Guillem and his team are constantly looking for ways to make the system responsive to everyday needs. For example, if a whole cheese is too big for a single family, how can quarters and halves be supplied in a way that works for both sides of the exchange?
“I didn’t invent anything new” Guillem told Ortiz, “I just merged different ideas into a service that worked better for the people involved. We’ve designed a tool that can make the distribution and exchange process ten times faster, and easier, and be more appealing, than existing systems. An important aspect has been to create a a social enterprise model rather than just a voluntary organisation, such as the AMAPs.
At the moment, the La Ruche is only available in France. But this type of web-enabled direct distribution has huge potential on a global scale.
Third world coffee farmers, for example, receive a paltry 10 per cent, at best, of the eventual retail price. Along with the negative effect this has had on living conditions, the drive for increased output has had a knock-on effect on the environment as well, with mono-cropping and sun grown coffee now the norm.
La Ruche is one among a bunch of new online marketplaces to be springing up. In France, a new conference of food platform developers called Techfoodtook place in Paris this summer. And In the US, too, several such projects were documented at the website Food + Tech Connect when it posed the question: How Can Information & Technology Be Used To Hack The Food System?
Farmigo, for example, consumers to find, select, and receive fresh food from local farms and producers that are delivered direct to convenient pick-up locations. Farmigo charges a 2% transaction fee for food sold through the system. This is paid by the producer and does not impact the price shown to consumers.
] Face time before transaction time
Online platforms like La Ruche and Farmigo are terrific development – but it’s an exaggeration to claim, as Farmigo does, that they are “providing an alternative food system”. In systems-speak, they’re providing the technical bit of a social-technical system which is a much bigger and more complex thing than a web platform.
For one thing, many otherwise passionate and reform-minded farmers, and other food system actors, are wary. “We just prefer real face to face time,” a meat processor told FoodTech Connect. “We do our processing by hand.”
Transparency, it emerges again and again, is not only a technical feature.
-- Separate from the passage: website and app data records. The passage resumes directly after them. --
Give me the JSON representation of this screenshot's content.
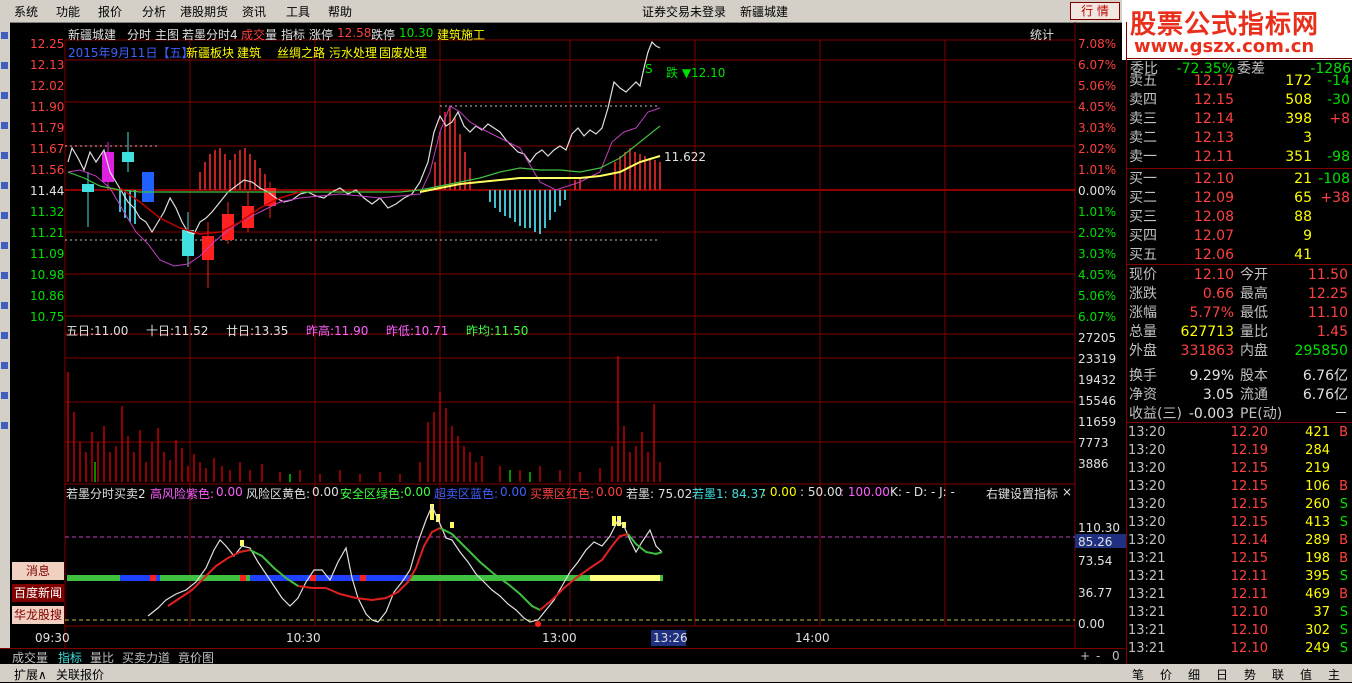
{
  "menu": {
    "items": [
      "系统",
      "功能",
      "报价",
      "分析",
      "港股期货",
      "资讯",
      "工具",
      "帮助"
    ],
    "status": "证券交易未登录",
    "stock": "新疆城建",
    "hq_button": "行 情"
  },
  "logo": {
    "line1": "股票公式指标网",
    "line2": "www.gszx.com.cn"
  },
  "side_buttons": [
    "消息",
    "百度新闻",
    "华龙股搜"
  ],
  "chart_header": {
    "stock": "新疆城建",
    "items": [
      "分时",
      "主图",
      "若墨分时4"
    ],
    "volume_label_1": "成交",
    "volume_label_2": "量",
    "indicator": "指标",
    "limit_up_label": "涨停",
    "limit_up": "12.58",
    "limit_down_label": "跌停",
    "limit_down": "10.30",
    "sector": "建筑施工",
    "stat_button": "统计",
    "date": "2015年9月11日【五】",
    "concepts": [
      "新疆板块",
      "建筑",
      "丝绸之路",
      "污水处理",
      "固废处理"
    ],
    "down_marker": "跌 ▼12.10",
    "avg_marker": "11.622",
    "s_marker": "S"
  },
  "price_axis": {
    "left": [
      "12.25",
      "12.13",
      "12.02",
      "11.90",
      "11.79",
      "11.67",
      "11.56",
      "11.44",
      "11.32",
      "11.21",
      "11.09",
      "10.98",
      "10.86",
      "10.75"
    ],
    "right": [
      "7.08%",
      "6.07%",
      "5.06%",
      "4.05%",
      "3.03%",
      "2.02%",
      "1.01%",
      "0.00%",
      "1.01%",
      "2.02%",
      "3.03%",
      "4.05%",
      "5.06%",
      "6.07%"
    ]
  },
  "ma_line": {
    "ma5": "五日:11.00",
    "ma10": "十日:11.52",
    "ma20": "廿日:13.35",
    "prev_high": "昨高:11.90",
    "prev_low": "昨低:10.71",
    "prev_avg": "昨均:11.50"
  },
  "volume_axis": [
    "27205",
    "23319",
    "19432",
    "15546",
    "11659",
    "7773",
    "3886"
  ],
  "indicator_header": {
    "name": "若墨分时买卖2",
    "high_risk": "高风险紫色:",
    "high_risk_v": "0.00",
    "risk": "风险区黄色:",
    "risk_v": "0.00",
    "safe": "安全区绿色:",
    "safe_v": "0.00",
    "oversold": "超卖区蓝色:",
    "oversold_v": "0.00",
    "buy": "买票区红色:",
    "buy_v": "0.00",
    "rm": "若墨: 75.02",
    "rm1": "若墨1: 84.37",
    "rm2": ": 0.00",
    "rm3": ": 50.00",
    "rm4": ": 100.00",
    "kdj": "K: -  D: -  J: -",
    "right_set": "右键设置指标",
    "close": "×"
  },
  "indicator_axis": [
    "110.30",
    "85.26",
    "73.54",
    "36.77",
    "0.00"
  ],
  "time_axis": [
    "09:30",
    "10:30",
    "13:00",
    "13:26",
    "14:00"
  ],
  "bottom_tabs": [
    "成交量",
    "指标",
    "量比",
    "买卖力道",
    "竟价图"
  ],
  "bottom_controls": [
    "+",
    "-",
    "0"
  ],
  "bottom_links": [
    "扩展∧",
    "关联报价"
  ],
  "right_tabs": [
    "笔",
    "价",
    "细",
    "日",
    "势",
    "联",
    "值",
    "主"
  ],
  "order_book": {
    "head": {
      "label1": "委比",
      "v1": "-72.35%",
      "label2": "委差",
      "v2": "-1286"
    },
    "sells": [
      {
        "label": "卖五",
        "price": "12.17",
        "vol": "172",
        "chg": "-14"
      },
      {
        "label": "卖四",
        "price": "12.15",
        "vol": "508",
        "chg": "-30"
      },
      {
        "label": "卖三",
        "price": "12.14",
        "vol": "398",
        "chg": "+8"
      },
      {
        "label": "卖二",
        "price": "12.13",
        "vol": "3",
        "chg": ""
      },
      {
        "label": "卖一",
        "price": "12.11",
        "vol": "351",
        "chg": "-98"
      }
    ],
    "buys": [
      {
        "label": "买一",
        "price": "12.10",
        "vol": "21",
        "chg": "-108"
      },
      {
        "label": "买二",
        "price": "12.09",
        "vol": "65",
        "chg": "+38"
      },
      {
        "label": "买三",
        "price": "12.08",
        "vol": "88",
        "chg": ""
      },
      {
        "label": "买四",
        "price": "12.07",
        "vol": "9",
        "chg": ""
      },
      {
        "label": "买五",
        "price": "12.06",
        "vol": "41",
        "chg": ""
      }
    ]
  },
  "quote": [
    {
      "l1": "现价",
      "v1": "12.10",
      "l2": "今开",
      "v2": "11.50"
    },
    {
      "l1": "涨跌",
      "v1": "0.66",
      "l2": "最高",
      "v2": "12.25"
    },
    {
      "l1": "涨幅",
      "v1": "5.77%",
      "l2": "最低",
      "v2": "11.10"
    },
    {
      "l1": "总量",
      "v1": "627713",
      "l2": "量比",
      "v2": "1.45"
    },
    {
      "l1": "外盘",
      "v1": "331863",
      "l2": "内盘",
      "v2": "295850"
    },
    {
      "l1": "换手",
      "v1": "9.29%",
      "l2": "股本",
      "v2": "6.76亿"
    },
    {
      "l1": "净资",
      "v1": "3.05",
      "l2": "流通",
      "v2": "6.76亿"
    },
    {
      "l1": "收益(三)",
      "v1": "-0.003",
      "l2": "PE(动)",
      "v2": "－"
    }
  ],
  "ticks": [
    {
      "t": "13:20",
      "p": "12.20",
      "v": "421",
      "s": "B"
    },
    {
      "t": "13:20",
      "p": "12.19",
      "v": "284",
      "s": ""
    },
    {
      "t": "13:20",
      "p": "12.15",
      "v": "219",
      "s": ""
    },
    {
      "t": "13:20",
      "p": "12.15",
      "v": "106",
      "s": "B"
    },
    {
      "t": "13:20",
      "p": "12.15",
      "v": "260",
      "s": "S"
    },
    {
      "t": "13:20",
      "p": "12.15",
      "v": "413",
      "s": "S"
    },
    {
      "t": "13:20",
      "p": "12.14",
      "v": "289",
      "s": "B"
    },
    {
      "t": "13:21",
      "p": "12.15",
      "v": "198",
      "s": "B"
    },
    {
      "t": "13:21",
      "p": "12.11",
      "v": "395",
      "s": "S"
    },
    {
      "t": "13:21",
      "p": "12.11",
      "v": "469",
      "s": "B"
    },
    {
      "t": "13:21",
      "p": "12.10",
      "v": "37",
      "s": "S"
    },
    {
      "t": "13:21",
      "p": "12.10",
      "v": "302",
      "s": "S"
    },
    {
      "t": "13:21",
      "p": "12.10",
      "v": "249",
      "s": "S"
    }
  ],
  "colors": {
    "up": "#ff4040",
    "down": "#00e000",
    "flat": "#e0e0e0",
    "volume": "#ffff00",
    "grid": "#800000"
  }
}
Even when people are keen to try innovative approaches, a lot of trust-building face-to-face time is needed to set a new food system.
David Barrie, who led our urban farming project in Middlesbrough as part of Dott 07, had at least 50 face to face meetings before the first carrot was even planted. “That critical early period involved a lot of networking meetings with people in local government” David recalls; “I had to identify and connect with people responsible for many different services in the town – and then get them to take responsibility for supporting different strands of work in the urban farming project itself”.
We also discovered during Dot07 that many lessons we were learning for the first time had been common currency for 20 years in other parts of the world.
In the developing south, for example, the complex social-ecological networks of urban agriculture have been studied since three early 1990s.
Such books as Agriculture in Urban Planning or Agropolis are filled with case studies from Argentina, Botswana, Cote d’Ivoire, Cuba, France, Togo, Tunisia, and Zimbabwe.
NOTE Material in this story about La Ruche Qui Dit Oui is taken from on the masters thesis of Natalie Ortiz: “A New Sustainable Designer: A Case Study of Collaborative Services and Creative Communities”. For a copy of her thesis please contact natyort [at] gmail dot com